ing and subversion. When Honecker's regime had collapsed, a great deal of secret information came to light about all these activities.
Brandt Willy, A Peace Policy for Europe ( New York, 1969); Epstein Klaus, Germany after Adenauer ( New York, 1964); Gorgey Laszlo, Bonns' Eastern Policy, 1964-1971 ( Hamden, CT, 1973). Honecker Erich, From My Life ( Oxford, 1981); Kaiser Karl, German Foreign Policy in Transition: Bonn Between East and West ( New York, 1968). Larrabee F. Stephen, ed. The Two German States and European Security ( New York, 1989); Lipman Heinz, Honecker and the New Politics of Europe ( London, 1973).
Free German Youth Organization. The German independent youth movement, which emerged in 1896 in Steglitz, a suburb of Berlin, developed from a hiking club of high school students. The clubs multiplied in numbers until, by 1913, they had more than 100,000 members. This was no longer a hiking association but a movement Its chapters were, by then, spread all over the Second German empire, and their activities were varied. However, all the clubs agreed that participation in politics was not their aim.
They tried to establish a new culture, a "culture of youth," different from that of adult Germans. They had a general meeting at the Hohe Meissner in 1913 that was a memorable occasion in which they attempted to establish a unified movement. By then, each chapter went its own way, and they had not been able to act in common in the "interest of young people."
After World War I, the youth movement continued to split into several factions. One of these called itself Free German Youth. This organization was made up by veterans of the war who tried desperately to recapture their idyllic life of hiking and community action before 1914. The organization lived on until 1933. When Adolf Hitler came into power, he dissolved all independent youth organizations and had their property transferred to the Hitler Youth organization.
It was the name of Free German Youth that appealed to the East German communists in 1945. Its original groups tried to establish relations with the social democrats, but they were unsuccessful. Now the Free German Youth organization in East Germany was an equivalent of the KOMSOMOL, the youth organization of the Soviet Communist party. But the free spirit, the rejection of the direction provided by adults, and the effort to create a culture of young people, were and remained alien to this communist organization.

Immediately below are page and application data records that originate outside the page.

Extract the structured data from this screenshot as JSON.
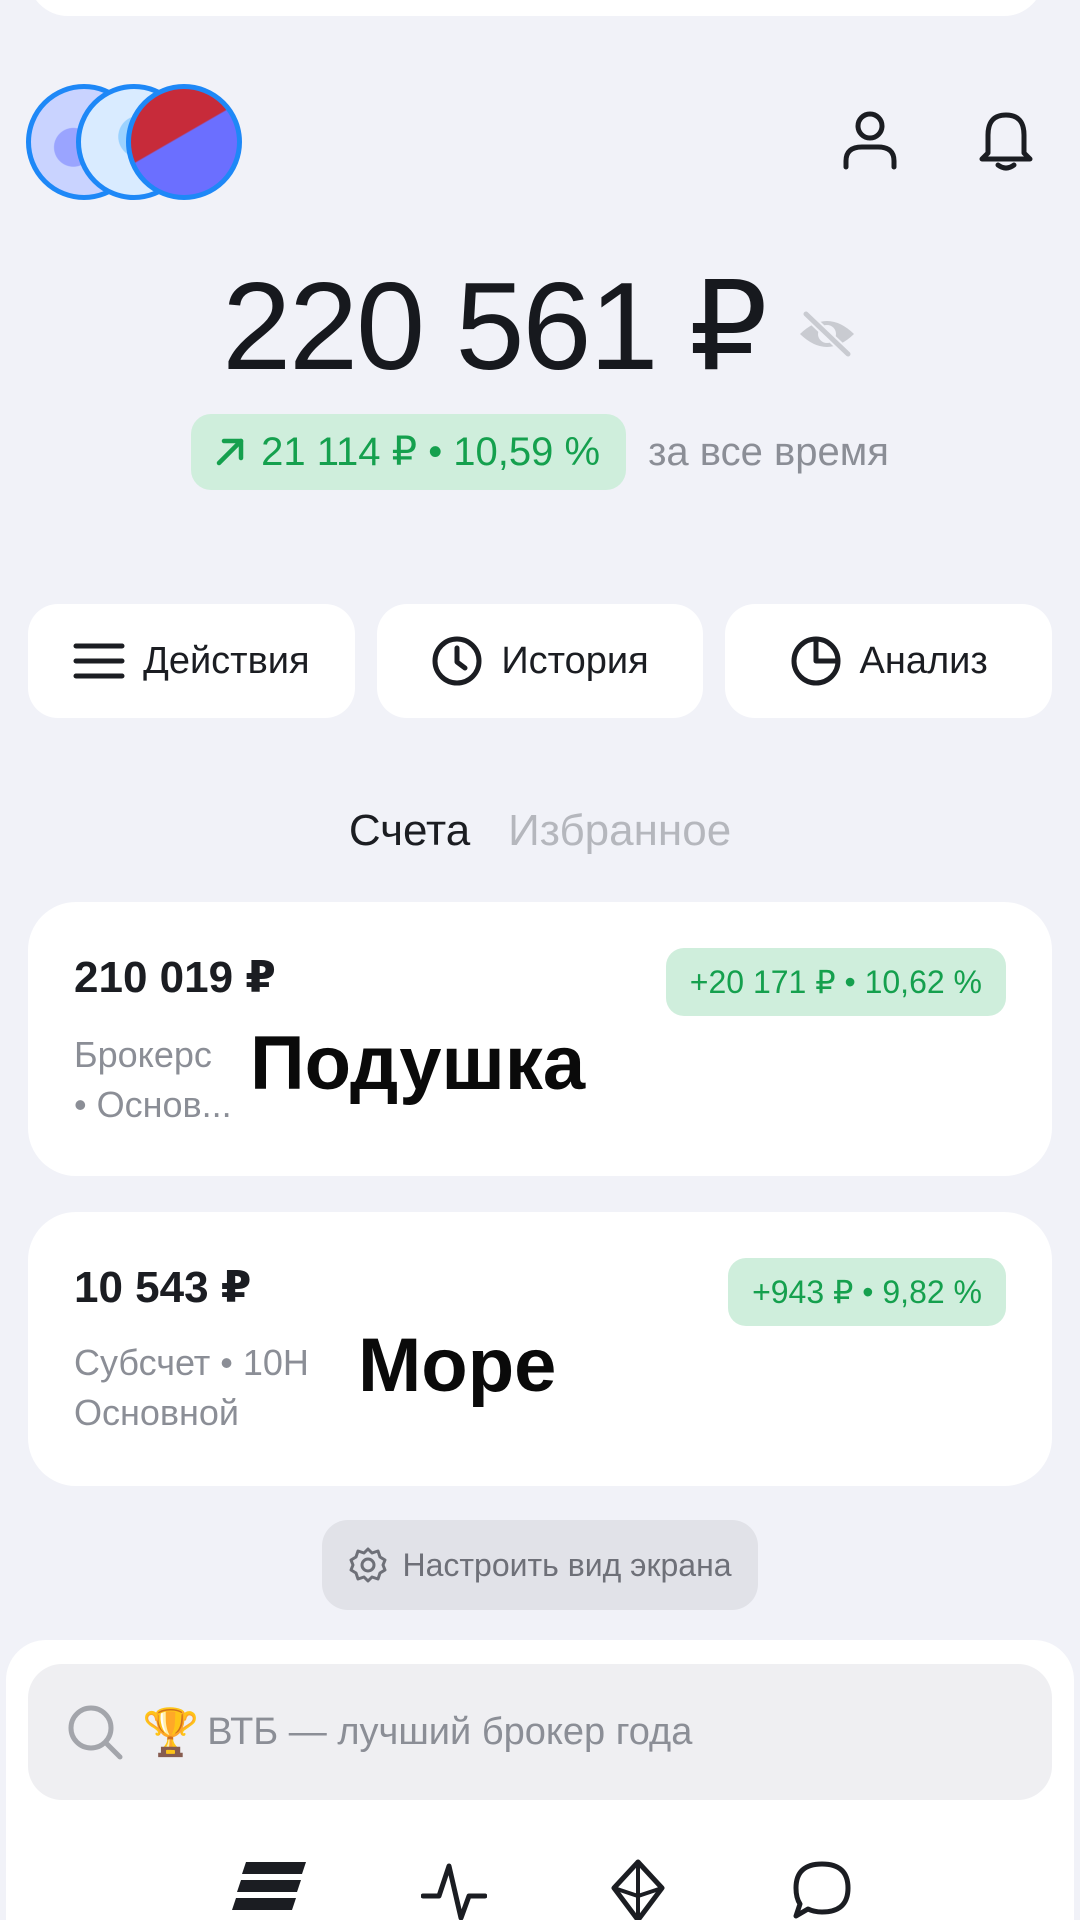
{
  "header": {
    "stories": [
      "story-chess",
      "story-puzzle",
      "story-store"
    ],
    "profile_icon": "person-icon",
    "notifications_icon": "bell-icon"
  },
  "portfolio": {
    "balance": "220 561 ₽",
    "hide_icon": "eye-off-icon",
    "gain": "21 114 ₽ • 10,59 %",
    "gain_period": "за все время"
  },
  "actions": [
    {
      "label": "Действия",
      "icon": "menu-icon"
    },
    {
      "label": "История",
      "icon": "clock-icon"
    },
    {
      "label": "Анализ",
      "icon": "pie-chart-icon"
    }
  ],
  "tabs": [
    {
      "label": "Счета",
      "active": true
    },
    {
      "label": "Избранное",
      "active": false
    }
  ],
  "accounts": [
    {
      "amount": "210 019 ₽",
      "change": "+20 171 ₽ • 10,62 %",
      "desc_line1": "Брокерс",
      "desc_line2": "• Основ...",
      "name": "Подушка"
    },
    {
      "amount": "10 543 ₽",
      "change": "+943 ₽ • 9,82 %",
      "desc_line1": "Субсчет • 10Н",
      "desc_line2": "Основной",
      "name": "Море"
    }
  ],
  "customize_label": "Настроить вид экрана",
  "search": {
    "trophy": "🏆",
    "text": "ВТБ — лучший брокер года"
  },
  "bottom_nav": [
    "portfolio-icon",
    "pulse-icon",
    "crystal-icon",
    "chat-icon"
  ],
  "colors": {
    "background": "#f1f2f8",
    "positive": "#15a04e",
    "positive_bg": "#cfeedc",
    "story_ring": "#1e88f7"
  }
}
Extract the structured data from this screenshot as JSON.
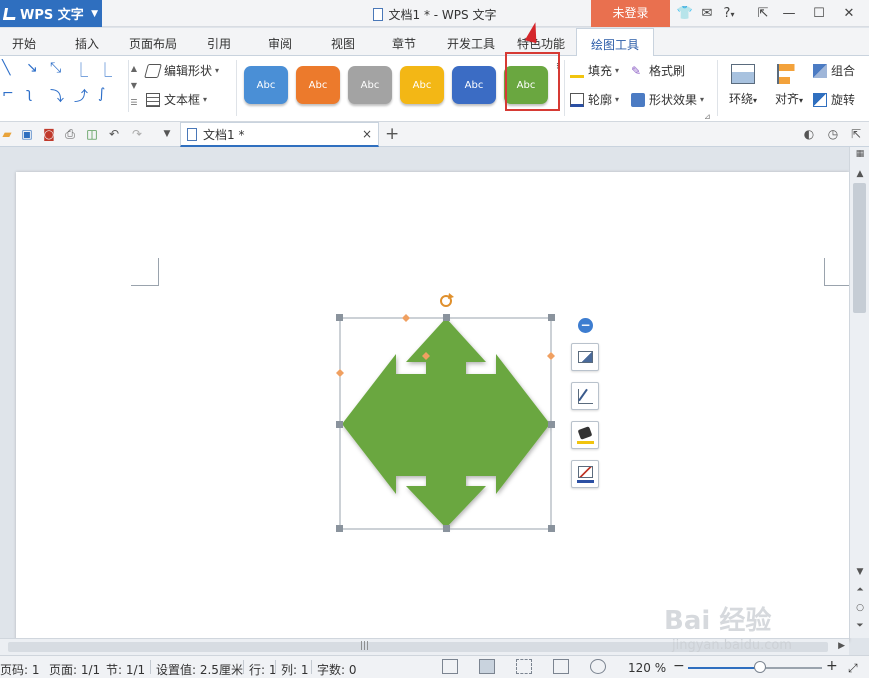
{
  "titlebar": {
    "app_name": "WPS 文字",
    "document_title": "文档1 * - WPS 文字",
    "login_label": "未登录",
    "help_label": "?"
  },
  "ribbon_tabs": [
    {
      "label": "开始"
    },
    {
      "label": "插入"
    },
    {
      "label": "页面布局"
    },
    {
      "label": "引用"
    },
    {
      "label": "审阅"
    },
    {
      "label": "视图"
    },
    {
      "label": "章节"
    },
    {
      "label": "开发工具"
    },
    {
      "label": "特色功能"
    },
    {
      "label": "绘图工具"
    }
  ],
  "ribbon": {
    "edit_shape_label": "编辑形状",
    "textbox_label": "文本框",
    "style_presets": [
      {
        "label": "Abc",
        "color": "#4a8fd6"
      },
      {
        "label": "Abc",
        "color": "#ec7a2c"
      },
      {
        "label": "Abc",
        "color": "#a3a3a3"
      },
      {
        "label": "Abc",
        "color": "#f3b715"
      },
      {
        "label": "Abc",
        "color": "#3b6cc4"
      },
      {
        "label": "Abc",
        "color": "#6aa740"
      }
    ],
    "fill_label": "填充",
    "format_painter_label": "格式刷",
    "outline_label": "轮廓",
    "shape_effects_label": "形状效果",
    "wrap_label": "环绕",
    "align_label": "对齐",
    "group_label": "组合",
    "rotate_label": "旋转"
  },
  "doc_tabs": {
    "active_tab": "文档1 *",
    "close_symbol": "×",
    "add_symbol": "+"
  },
  "shape": {
    "fill_color": "#6aa740",
    "type": "four-way-arrow"
  },
  "statusbar": {
    "page_code": "页码: 1",
    "page": "页面: 1/1",
    "section": "节: 1/1",
    "set_value": "设置值: 2.5厘米",
    "row": "行: 1",
    "column": "列: 1",
    "word_count": "字数: 0",
    "zoom": "120 %",
    "zoom_minus": "−",
    "zoom_plus": "+",
    "zoom_level_fraction": 0.54
  },
  "watermark": {
    "main": "Bai 经验",
    "sub": "jingyan.baidu.com"
  }
}
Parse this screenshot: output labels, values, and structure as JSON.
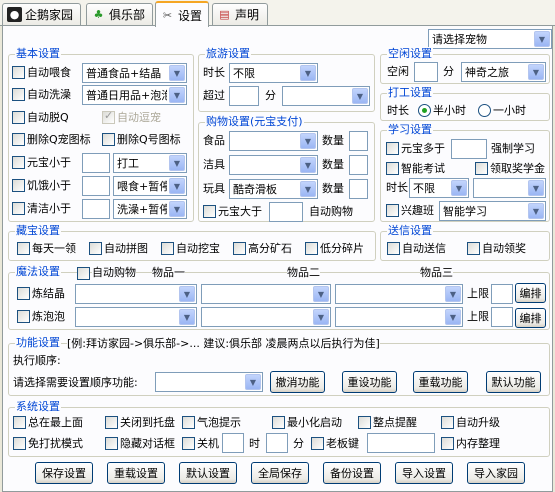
{
  "tabs": [
    {
      "label": "企鹅家园",
      "icon": "penguin-icon"
    },
    {
      "label": "俱乐部",
      "icon": "clover-icon"
    },
    {
      "label": "设置",
      "icon": "tools-icon"
    },
    {
      "label": "声明",
      "icon": "notepad-icon"
    }
  ],
  "pet_select": "请选择宠物",
  "basic": {
    "title": "基本设置",
    "auto_feed": "自动喂食",
    "feed_value": "普通食品+结晶",
    "auto_wash": "自动洗澡",
    "wash_value": "普通日用品+泡泡",
    "auto_detox": "自动脱Q",
    "auto_walk": "自动逗宠",
    "del_qcoin": "删除Q宠图标",
    "del_qnum": "删除Q号图标",
    "yuanbao_less": "元宝小于",
    "yuanbao_action": "打工",
    "hunger_less": "饥饿小于",
    "hunger_action": "喂食+暂停",
    "clean_less": "清洁小于",
    "clean_action": "洗澡+暂停"
  },
  "travel": {
    "title": "旅游设置",
    "duration": "时长",
    "duration_value": "不限",
    "over": "超过",
    "minutes": "分"
  },
  "idle": {
    "title": "空闲设置",
    "idle": "空闲",
    "minutes": "分",
    "idle_value": "神奇之旅"
  },
  "work": {
    "title": "打工设置",
    "duration": "时长",
    "half": "半小时",
    "one": "一小时"
  },
  "shop": {
    "title": "购物设置(元宝支付)",
    "rows": [
      {
        "label": "食品",
        "value": "",
        "qty": "数量"
      },
      {
        "label": "洁具",
        "value": "",
        "qty": "数量"
      },
      {
        "label": "玩具",
        "value": "酷奇滑板",
        "qty": "数量"
      }
    ],
    "yuanbao_more": "元宝大于",
    "auto_shop": "自动购物"
  },
  "study": {
    "title": "学习设置",
    "yuanbao_more": "元宝多于",
    "force": "强制学习",
    "smart_exam": "智能考试",
    "claim_scholar": "领取奖学金",
    "duration": "时长",
    "duration_value": "不限",
    "class": "兴趣班",
    "class_value": "智能学习"
  },
  "treasure": {
    "title": "藏宝设置",
    "items": [
      "每天一领",
      "自动拼图",
      "自动挖宝",
      "高分矿石",
      "低分碎片"
    ]
  },
  "gift": {
    "title": "送信设置",
    "items": [
      "自动送信",
      "自动领奖"
    ]
  },
  "magic": {
    "title": "魔法设置",
    "auto_shop": "自动购物",
    "col1": "物品一",
    "col2": "物品二",
    "col3": "物品三",
    "rows": [
      {
        "label": "炼结晶",
        "limit": "上限",
        "edit": "编排"
      },
      {
        "label": "炼泡泡",
        "limit": "上限",
        "edit": "编排"
      }
    ]
  },
  "func": {
    "title": "功能设置",
    "hint": "[例:拜访家园->俱乐部->... 建议:俱乐部 凌晨两点以后执行为佳]",
    "order": "执行顺序:",
    "choose": "请选择需要设置顺序功能:",
    "btns": [
      "撤消功能",
      "重设功能",
      "重载功能",
      "默认功能"
    ]
  },
  "system": {
    "title": "系统设置",
    "row1": [
      "总在最上面",
      "关闭到托盘",
      "气泡提示",
      "最小化启动",
      "整点提醒",
      "自动升级"
    ],
    "row2": [
      "免打扰模式",
      "隐藏对话框",
      "关机",
      "时",
      "分",
      "老板键",
      "内存整理"
    ]
  },
  "bottom": [
    "保存设置",
    "重载设置",
    "默认设置",
    "全局保存",
    "备份设置",
    "导入设置",
    "导入家园"
  ]
}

On March 7, 1946, when the communist youth organization was established, a great many young people living in the Soviet zone of occupation joined the organization. The organization received ample support from both the Soviet authorities and the Socialist Unity party. It supposed to be a nonparty, nonsectarian organization based on democratic ideals. The institution received ample support from both the Soviet authorities and the Socialist Unity party. But its goals became quite clear when its new leaders declared that they aimed to work in the spirit of Marxism-Leninism.